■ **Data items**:
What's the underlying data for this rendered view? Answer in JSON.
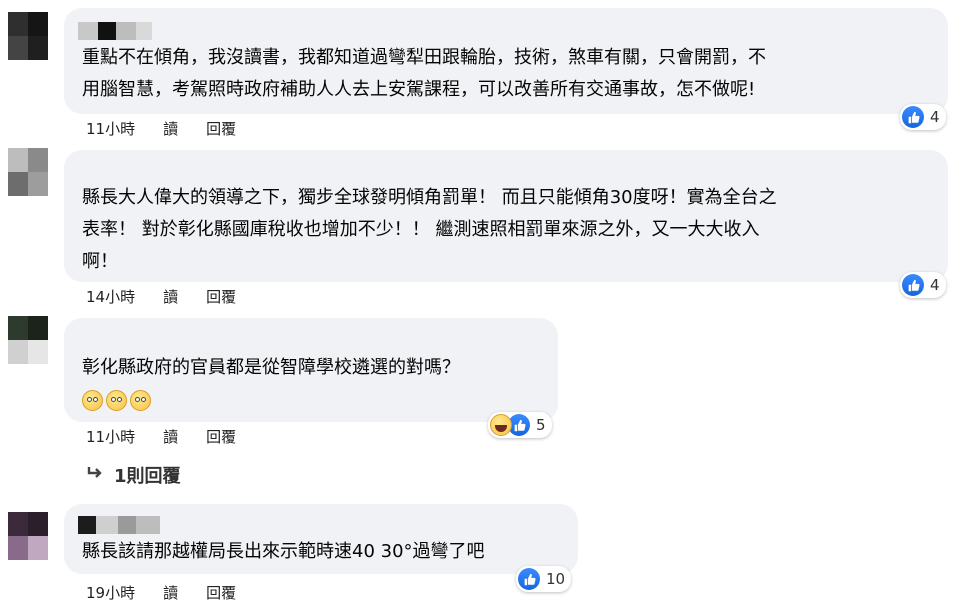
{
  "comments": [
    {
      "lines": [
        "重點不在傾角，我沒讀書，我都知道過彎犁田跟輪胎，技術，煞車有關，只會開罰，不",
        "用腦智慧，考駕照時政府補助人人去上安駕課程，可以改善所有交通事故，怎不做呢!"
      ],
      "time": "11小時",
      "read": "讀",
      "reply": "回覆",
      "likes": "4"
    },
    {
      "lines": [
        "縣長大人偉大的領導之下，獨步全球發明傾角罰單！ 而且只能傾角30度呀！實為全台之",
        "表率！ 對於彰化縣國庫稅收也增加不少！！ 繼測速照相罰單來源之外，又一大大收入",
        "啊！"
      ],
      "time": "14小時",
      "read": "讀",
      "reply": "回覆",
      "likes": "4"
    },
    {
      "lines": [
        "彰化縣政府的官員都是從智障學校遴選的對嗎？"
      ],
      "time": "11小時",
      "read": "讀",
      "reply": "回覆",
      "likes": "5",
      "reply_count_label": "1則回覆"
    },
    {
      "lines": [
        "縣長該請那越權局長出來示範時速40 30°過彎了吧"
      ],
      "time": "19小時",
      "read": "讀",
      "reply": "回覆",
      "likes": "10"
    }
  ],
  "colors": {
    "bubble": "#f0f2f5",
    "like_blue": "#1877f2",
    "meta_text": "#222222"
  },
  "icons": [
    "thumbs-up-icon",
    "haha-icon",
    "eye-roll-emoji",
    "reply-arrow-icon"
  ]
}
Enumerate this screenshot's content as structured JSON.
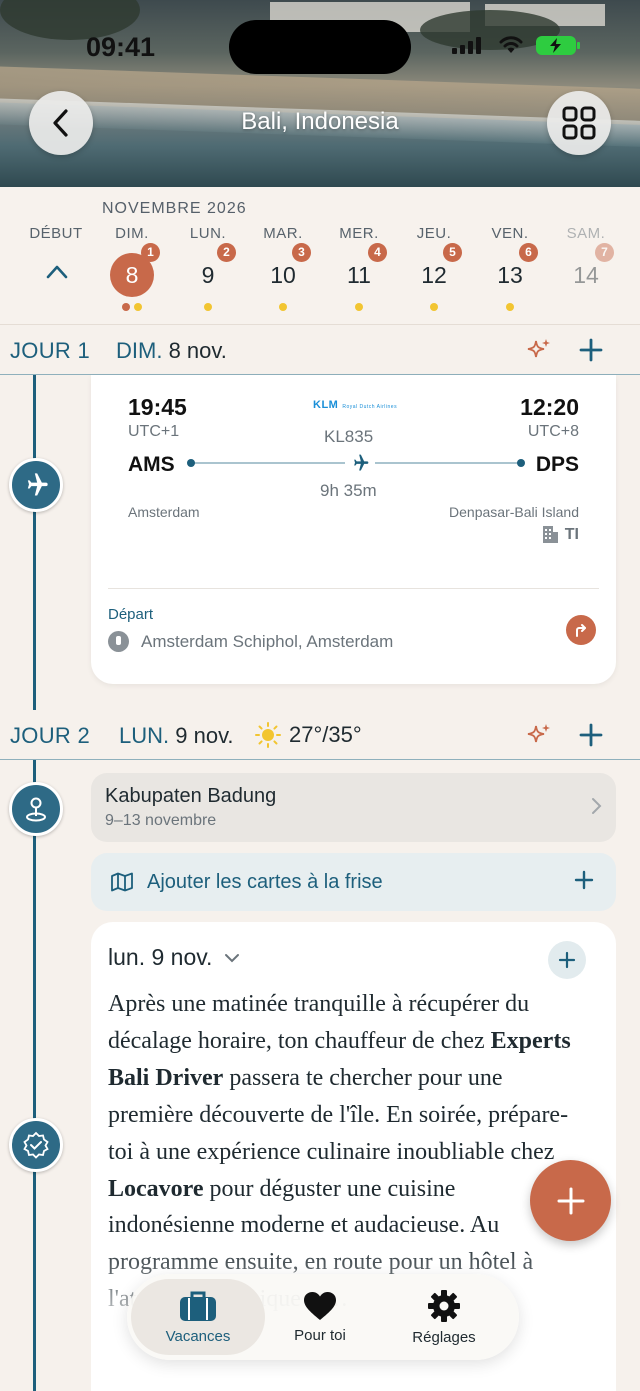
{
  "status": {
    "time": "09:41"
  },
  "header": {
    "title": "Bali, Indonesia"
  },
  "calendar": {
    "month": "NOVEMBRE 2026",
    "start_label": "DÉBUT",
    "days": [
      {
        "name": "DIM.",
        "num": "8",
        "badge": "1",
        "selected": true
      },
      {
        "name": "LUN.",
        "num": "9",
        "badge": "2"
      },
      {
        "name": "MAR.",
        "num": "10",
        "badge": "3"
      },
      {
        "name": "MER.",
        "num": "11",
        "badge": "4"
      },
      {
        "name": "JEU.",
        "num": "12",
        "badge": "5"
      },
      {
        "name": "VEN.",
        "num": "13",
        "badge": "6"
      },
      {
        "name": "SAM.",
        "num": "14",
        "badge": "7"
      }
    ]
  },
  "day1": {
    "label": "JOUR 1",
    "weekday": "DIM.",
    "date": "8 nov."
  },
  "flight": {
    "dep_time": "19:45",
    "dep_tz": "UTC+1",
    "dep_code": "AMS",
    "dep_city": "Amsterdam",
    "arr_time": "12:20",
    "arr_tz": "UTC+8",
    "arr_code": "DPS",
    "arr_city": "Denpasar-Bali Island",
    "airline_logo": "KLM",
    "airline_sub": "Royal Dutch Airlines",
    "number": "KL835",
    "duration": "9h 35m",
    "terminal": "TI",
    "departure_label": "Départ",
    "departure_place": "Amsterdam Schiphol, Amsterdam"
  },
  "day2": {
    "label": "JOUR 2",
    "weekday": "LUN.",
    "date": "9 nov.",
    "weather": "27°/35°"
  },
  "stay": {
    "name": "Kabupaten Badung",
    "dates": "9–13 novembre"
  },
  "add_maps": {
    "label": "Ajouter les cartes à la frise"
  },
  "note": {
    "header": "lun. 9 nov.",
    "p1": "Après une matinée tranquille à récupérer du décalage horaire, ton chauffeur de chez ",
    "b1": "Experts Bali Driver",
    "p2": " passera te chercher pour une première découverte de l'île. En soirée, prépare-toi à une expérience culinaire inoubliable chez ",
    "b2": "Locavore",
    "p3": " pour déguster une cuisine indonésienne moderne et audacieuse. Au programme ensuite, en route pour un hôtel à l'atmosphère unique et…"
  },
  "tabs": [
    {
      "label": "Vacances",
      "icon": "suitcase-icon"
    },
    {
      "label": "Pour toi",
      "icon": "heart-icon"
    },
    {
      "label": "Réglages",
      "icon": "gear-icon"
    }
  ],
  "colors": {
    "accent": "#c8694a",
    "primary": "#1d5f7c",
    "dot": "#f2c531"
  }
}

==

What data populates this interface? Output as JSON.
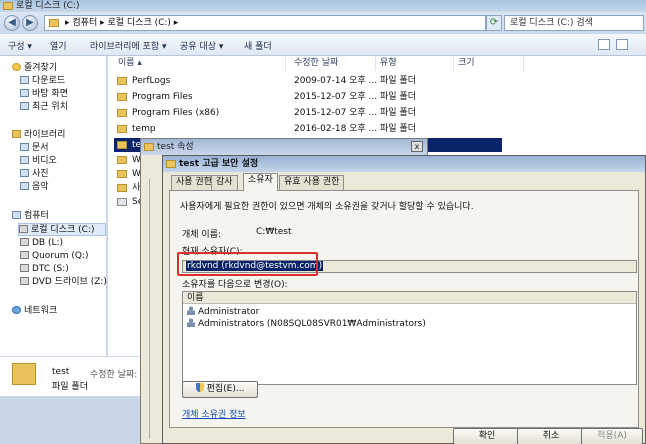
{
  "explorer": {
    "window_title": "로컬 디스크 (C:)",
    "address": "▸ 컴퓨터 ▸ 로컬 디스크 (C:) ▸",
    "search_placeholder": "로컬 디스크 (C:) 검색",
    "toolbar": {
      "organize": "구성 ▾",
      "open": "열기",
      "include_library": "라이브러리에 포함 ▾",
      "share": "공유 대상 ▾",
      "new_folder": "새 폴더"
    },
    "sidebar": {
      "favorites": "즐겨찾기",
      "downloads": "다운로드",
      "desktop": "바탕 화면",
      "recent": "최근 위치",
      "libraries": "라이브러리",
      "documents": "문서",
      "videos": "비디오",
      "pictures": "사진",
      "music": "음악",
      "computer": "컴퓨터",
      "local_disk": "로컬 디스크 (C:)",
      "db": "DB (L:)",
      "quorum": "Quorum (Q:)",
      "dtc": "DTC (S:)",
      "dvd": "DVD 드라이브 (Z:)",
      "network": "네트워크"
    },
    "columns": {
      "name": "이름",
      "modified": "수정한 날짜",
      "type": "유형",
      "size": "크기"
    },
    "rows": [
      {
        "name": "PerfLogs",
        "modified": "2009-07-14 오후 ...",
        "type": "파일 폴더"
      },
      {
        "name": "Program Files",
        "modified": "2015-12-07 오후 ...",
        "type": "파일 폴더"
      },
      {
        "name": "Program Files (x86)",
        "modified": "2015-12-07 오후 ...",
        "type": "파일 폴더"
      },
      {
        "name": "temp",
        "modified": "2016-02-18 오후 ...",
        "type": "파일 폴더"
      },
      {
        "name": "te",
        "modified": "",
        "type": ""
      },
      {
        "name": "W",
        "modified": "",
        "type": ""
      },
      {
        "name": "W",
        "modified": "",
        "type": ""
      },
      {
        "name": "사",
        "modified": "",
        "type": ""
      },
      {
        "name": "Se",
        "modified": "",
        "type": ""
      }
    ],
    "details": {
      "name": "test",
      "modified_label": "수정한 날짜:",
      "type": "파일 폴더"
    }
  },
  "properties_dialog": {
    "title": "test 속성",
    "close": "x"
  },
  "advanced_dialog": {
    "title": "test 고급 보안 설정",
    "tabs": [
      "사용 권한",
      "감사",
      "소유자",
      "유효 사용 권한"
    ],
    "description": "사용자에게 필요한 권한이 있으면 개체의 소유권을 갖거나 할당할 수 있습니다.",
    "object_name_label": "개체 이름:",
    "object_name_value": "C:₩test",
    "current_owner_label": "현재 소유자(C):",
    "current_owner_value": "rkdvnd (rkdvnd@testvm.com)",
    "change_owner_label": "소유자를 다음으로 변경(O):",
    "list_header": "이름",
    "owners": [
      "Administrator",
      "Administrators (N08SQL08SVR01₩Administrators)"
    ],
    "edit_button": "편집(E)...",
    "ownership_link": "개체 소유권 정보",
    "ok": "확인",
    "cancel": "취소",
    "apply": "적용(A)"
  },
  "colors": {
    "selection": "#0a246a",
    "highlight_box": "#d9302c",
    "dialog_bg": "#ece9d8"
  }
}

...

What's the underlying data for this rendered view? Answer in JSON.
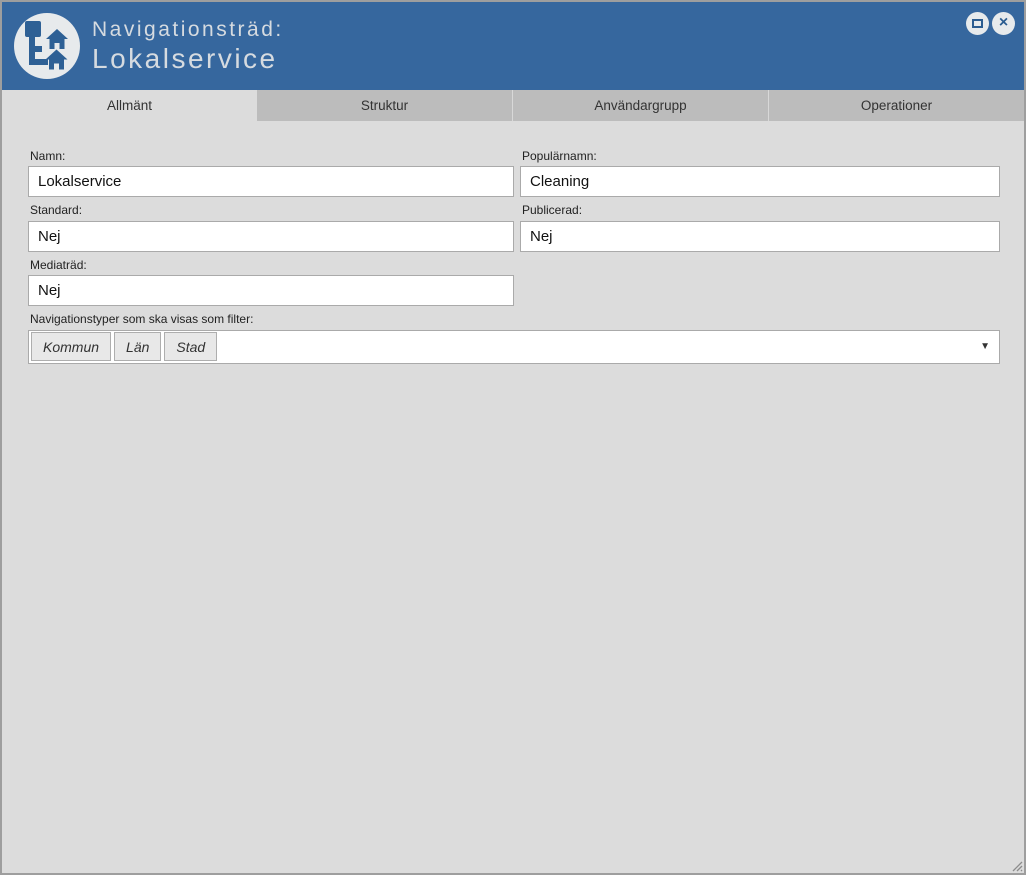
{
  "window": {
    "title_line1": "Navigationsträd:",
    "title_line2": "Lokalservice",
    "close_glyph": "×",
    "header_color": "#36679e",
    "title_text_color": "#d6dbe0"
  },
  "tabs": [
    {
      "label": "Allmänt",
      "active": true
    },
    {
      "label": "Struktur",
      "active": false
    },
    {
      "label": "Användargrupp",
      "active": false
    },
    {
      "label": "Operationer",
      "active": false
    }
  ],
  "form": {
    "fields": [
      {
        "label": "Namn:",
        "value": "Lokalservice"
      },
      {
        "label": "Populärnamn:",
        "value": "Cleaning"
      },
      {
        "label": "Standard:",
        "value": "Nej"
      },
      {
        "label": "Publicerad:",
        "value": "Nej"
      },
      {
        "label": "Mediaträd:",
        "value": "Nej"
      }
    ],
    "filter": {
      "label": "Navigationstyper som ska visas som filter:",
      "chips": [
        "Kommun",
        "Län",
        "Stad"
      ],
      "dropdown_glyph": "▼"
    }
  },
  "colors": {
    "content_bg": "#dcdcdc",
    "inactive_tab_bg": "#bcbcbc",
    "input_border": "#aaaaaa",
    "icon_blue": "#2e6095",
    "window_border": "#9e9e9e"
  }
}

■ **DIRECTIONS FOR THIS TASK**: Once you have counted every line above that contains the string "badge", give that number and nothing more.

■ **YOUR SOLUTION**: 7